Over the last half century the hierarchy of Abstract Expressionist painters has become solidified and rigid. At the pinnacle are Jackson Pollock, de Kooning, Rothko and Newman. Reinhardt, Kline and Mitchell occupy the next tier. Over the decades, various exhibitions have argued for the elevation of Gottlieb, Krasner, Pousette-Dart, Cavallon, Tobey, Marca-Relli and Frankenthaler. Yet only that master of shifting, ironic form James Brooks might arguably be raised above the pack.
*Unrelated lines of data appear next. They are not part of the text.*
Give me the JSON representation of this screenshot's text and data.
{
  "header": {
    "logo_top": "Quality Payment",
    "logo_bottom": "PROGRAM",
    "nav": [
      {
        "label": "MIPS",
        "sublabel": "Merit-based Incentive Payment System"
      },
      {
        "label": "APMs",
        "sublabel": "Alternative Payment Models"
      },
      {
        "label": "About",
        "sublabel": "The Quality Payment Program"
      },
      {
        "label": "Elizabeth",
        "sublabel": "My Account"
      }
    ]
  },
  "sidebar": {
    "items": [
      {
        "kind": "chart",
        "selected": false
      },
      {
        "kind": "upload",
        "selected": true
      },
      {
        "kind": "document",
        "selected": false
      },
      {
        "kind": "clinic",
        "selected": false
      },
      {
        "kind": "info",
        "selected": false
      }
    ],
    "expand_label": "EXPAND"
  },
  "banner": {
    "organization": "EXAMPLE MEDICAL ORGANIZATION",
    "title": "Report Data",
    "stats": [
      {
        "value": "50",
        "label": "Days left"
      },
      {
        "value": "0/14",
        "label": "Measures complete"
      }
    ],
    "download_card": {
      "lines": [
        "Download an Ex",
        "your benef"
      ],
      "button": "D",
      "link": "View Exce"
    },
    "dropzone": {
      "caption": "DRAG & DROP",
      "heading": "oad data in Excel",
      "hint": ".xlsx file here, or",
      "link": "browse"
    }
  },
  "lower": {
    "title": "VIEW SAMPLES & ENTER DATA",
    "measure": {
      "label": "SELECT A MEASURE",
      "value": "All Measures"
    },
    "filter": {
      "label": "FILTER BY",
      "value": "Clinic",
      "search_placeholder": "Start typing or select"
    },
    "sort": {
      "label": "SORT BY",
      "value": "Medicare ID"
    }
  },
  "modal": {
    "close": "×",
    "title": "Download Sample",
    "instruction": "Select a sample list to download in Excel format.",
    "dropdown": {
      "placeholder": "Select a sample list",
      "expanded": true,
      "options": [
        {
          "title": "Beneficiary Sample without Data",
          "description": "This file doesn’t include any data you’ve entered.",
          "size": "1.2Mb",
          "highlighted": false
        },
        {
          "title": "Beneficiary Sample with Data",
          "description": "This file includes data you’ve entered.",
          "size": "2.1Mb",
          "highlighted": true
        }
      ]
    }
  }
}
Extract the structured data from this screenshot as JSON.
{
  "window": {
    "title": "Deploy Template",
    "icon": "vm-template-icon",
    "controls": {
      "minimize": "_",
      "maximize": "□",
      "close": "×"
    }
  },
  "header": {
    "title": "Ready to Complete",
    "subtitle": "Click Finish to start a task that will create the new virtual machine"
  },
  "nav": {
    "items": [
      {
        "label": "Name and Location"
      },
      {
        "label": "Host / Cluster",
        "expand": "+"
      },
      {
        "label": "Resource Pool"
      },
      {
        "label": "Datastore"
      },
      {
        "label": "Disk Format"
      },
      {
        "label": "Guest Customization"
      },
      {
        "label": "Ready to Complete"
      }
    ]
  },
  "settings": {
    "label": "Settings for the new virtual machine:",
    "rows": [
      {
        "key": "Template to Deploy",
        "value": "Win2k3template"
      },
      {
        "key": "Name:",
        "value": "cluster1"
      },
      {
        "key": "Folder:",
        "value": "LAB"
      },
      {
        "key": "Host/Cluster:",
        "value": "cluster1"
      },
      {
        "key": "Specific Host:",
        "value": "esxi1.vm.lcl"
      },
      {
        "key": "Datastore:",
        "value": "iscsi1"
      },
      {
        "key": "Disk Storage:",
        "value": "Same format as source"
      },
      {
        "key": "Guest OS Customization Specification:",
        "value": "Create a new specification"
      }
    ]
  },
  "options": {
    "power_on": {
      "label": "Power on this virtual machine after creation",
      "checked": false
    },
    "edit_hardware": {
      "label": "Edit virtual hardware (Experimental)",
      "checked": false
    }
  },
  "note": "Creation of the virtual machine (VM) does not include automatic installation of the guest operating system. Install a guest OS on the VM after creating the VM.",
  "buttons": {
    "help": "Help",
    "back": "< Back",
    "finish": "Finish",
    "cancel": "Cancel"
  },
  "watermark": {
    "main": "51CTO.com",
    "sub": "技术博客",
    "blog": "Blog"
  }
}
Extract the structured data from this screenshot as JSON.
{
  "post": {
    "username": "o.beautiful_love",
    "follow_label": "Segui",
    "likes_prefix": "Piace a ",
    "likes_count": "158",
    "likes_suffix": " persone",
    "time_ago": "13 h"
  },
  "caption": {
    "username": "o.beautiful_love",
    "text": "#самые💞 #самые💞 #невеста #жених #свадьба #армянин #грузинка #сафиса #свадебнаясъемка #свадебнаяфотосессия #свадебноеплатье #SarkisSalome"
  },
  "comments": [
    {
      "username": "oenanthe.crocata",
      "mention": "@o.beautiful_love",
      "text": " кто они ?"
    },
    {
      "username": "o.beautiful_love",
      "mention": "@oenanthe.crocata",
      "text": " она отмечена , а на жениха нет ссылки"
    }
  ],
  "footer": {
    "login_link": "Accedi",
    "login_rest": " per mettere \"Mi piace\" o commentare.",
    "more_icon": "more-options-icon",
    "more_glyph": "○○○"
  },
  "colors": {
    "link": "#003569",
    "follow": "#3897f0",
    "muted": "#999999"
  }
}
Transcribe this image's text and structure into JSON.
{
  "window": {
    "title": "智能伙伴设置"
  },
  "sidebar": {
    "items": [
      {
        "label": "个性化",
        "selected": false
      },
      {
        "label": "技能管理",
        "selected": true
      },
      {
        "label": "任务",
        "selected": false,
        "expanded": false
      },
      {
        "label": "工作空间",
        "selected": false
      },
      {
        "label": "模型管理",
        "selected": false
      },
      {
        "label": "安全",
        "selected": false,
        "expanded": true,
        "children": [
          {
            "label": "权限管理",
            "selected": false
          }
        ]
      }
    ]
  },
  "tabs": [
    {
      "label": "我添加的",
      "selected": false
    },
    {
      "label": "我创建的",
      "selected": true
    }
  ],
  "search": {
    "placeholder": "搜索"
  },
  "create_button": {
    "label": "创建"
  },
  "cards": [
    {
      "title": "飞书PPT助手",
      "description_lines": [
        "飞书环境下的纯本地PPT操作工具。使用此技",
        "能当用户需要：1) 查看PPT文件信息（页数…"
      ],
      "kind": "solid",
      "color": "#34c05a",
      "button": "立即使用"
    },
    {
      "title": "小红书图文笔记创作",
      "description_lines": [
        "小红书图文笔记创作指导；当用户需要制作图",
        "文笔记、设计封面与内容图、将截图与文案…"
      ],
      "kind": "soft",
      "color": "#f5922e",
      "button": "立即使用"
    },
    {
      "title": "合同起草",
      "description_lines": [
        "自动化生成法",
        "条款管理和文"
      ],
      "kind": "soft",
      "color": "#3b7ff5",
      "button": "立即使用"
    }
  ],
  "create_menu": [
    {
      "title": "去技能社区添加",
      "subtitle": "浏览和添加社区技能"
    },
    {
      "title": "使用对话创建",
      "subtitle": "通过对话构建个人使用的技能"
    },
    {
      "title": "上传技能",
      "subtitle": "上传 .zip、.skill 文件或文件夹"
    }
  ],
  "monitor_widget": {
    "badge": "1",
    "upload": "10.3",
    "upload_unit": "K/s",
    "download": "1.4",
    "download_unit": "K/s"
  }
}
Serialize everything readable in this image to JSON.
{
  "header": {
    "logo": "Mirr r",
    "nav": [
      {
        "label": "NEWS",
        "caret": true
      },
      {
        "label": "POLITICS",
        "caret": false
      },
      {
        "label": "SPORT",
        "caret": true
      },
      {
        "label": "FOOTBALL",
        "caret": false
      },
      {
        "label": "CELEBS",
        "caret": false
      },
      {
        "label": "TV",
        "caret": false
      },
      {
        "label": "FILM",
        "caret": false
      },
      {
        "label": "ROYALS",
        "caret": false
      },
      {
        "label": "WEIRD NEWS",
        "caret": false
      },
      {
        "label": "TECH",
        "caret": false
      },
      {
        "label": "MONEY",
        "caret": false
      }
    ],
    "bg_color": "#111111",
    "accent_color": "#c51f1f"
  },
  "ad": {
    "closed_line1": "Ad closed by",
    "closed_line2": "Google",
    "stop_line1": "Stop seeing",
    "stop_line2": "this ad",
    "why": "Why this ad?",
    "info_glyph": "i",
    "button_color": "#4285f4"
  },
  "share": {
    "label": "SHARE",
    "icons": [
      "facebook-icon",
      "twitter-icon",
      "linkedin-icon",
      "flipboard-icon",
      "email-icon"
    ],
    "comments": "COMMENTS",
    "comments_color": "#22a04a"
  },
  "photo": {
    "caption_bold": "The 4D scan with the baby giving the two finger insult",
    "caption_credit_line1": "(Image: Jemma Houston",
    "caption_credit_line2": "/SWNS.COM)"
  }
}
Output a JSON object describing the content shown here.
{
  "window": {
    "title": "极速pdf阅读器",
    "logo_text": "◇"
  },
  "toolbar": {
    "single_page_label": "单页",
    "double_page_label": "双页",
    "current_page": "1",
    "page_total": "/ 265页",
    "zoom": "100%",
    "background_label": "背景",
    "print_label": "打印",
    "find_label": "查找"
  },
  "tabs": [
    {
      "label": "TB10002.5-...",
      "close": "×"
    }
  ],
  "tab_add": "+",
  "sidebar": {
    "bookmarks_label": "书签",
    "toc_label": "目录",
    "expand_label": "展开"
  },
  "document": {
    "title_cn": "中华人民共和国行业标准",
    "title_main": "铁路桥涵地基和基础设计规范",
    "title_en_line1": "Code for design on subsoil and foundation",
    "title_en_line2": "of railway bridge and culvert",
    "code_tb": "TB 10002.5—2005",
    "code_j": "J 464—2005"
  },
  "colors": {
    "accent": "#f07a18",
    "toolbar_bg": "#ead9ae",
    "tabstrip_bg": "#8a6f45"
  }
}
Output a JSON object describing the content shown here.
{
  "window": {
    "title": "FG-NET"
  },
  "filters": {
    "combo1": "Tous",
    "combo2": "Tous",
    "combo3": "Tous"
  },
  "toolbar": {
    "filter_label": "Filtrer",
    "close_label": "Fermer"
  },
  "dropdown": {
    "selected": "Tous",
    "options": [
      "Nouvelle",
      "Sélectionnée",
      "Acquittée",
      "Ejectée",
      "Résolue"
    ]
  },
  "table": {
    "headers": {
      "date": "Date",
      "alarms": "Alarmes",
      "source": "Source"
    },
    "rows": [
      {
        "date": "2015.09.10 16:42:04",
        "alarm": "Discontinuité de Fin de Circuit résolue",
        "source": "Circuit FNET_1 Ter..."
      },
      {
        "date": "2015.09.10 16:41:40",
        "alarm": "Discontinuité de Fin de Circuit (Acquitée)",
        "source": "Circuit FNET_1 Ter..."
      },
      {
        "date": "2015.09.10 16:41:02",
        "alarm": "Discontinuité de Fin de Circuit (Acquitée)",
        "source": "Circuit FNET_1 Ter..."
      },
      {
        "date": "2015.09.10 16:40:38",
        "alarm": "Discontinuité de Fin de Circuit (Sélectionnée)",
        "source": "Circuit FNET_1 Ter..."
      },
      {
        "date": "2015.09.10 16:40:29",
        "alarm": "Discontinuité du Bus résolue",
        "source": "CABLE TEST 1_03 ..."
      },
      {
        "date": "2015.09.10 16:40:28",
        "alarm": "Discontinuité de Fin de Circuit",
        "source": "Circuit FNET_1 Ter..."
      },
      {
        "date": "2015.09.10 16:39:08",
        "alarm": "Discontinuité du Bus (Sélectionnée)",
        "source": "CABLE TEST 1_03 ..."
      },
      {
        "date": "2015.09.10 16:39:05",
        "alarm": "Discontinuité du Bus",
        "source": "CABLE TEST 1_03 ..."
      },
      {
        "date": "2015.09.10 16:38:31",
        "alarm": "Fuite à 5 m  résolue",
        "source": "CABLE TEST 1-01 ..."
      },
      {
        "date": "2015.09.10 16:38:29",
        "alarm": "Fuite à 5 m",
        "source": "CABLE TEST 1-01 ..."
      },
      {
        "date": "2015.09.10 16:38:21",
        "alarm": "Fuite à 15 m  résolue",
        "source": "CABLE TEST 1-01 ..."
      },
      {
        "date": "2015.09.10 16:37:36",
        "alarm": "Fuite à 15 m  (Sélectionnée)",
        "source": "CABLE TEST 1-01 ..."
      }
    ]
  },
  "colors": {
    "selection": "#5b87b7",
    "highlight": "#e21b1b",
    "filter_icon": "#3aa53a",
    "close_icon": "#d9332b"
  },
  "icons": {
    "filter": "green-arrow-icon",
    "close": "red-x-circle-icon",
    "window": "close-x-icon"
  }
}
AbEx is a sly formal mistress, so inviting in its claims for freedom of creation, yet quite judgmental when paint is realized on canvas. The latest argument lies in a beautifully hung retrospective at UBS Gallery of Jack Tworkov, a disciple of the movement's Abraham, Arshile Gorky -- who looms above any kind of ranking -- and a student of the great teacher and jester of AbEX, Hans Hofman, who also floats outside the box.
David Anfam's catalogue essay for the show usefully categorizes Tworkov's work as "thickets,” argues that the frequent muddle of Tworkov's brush was the result of "urbanization,” but basically concedes that Tworkov was never able to outwrestle his influences and rivals and find a unique hold on his own expression of abstraction. Tworkov looked like a wrestler: His majestic bull head recalls the actor Donald Pleasance. Indeed there is a possibility that the thickness of Tworkov's practice is a kind of self-portraiture which gets in the way of excellence like the sweaty forearms of an opponent on the mat.
The core of this show, for an artist who altered his style but not his overall obsession with dominating the picture plane five times in his career, are Tworkov's AbEx efforts between 1954 and 1960. Barrier, for example, from 1960, studiously blends the de Kooning of the period with Franz Kline's brushstrokes to form the suggestion of a threatening storm. From the same year, Thursday is a semaphore of orange splashes over pine green field, also redolent of Kline.
Transverse (1957) is an ugly blend of blue-grays and the pinks which often attracted Tworkov's eye, perfectly demonstrating Tworkov's utter confusion about the picture plane. The same is true of Blue Cradle from 1956, which overlays blues and grays for no apparent purpose. There is too much thickness in these thickets for quality to emerge. When Tworkov became the head of the painting and sculpture department at Yale in the 1960s, he seemed to realize the weakness of his output and disciplined himself with much better work.
Weirdly, the work of this period anticipates the future of a certain kind of abstraction. Crossfield (1968) is a sensitive play of grass and light over a thinly drawn grid which anticipates the painter Jack Bush, and Idling II from 1970 rains sheets of gray tinsel which point the way to Pat Steir. Partition (1971) is a small masterpiece of visual control, a frieze of green tree toads in a field of puke, for those who are anthropomorphically inclined. By 1975, Tworkov throws in the towel by using overlapping triangles in a forgettable series which seem to telegraph his surrender to the tyranny of the picture plane. His was a noble effort but one, like so many other in the grim roster of AbEx, that fell short of originality and grandeur.
"Jack Tworkov: Against Extremes -- Five Decades of Painting," Aug. 13-Oct. 27, 2009, at the UBS Art Gallery, 1285 Avenue of the Americas, New York, N.Y. 10019
CHARLIE FINCH is co-author of Most Art Sucks: Five Years of Coagula (Smart Art Press).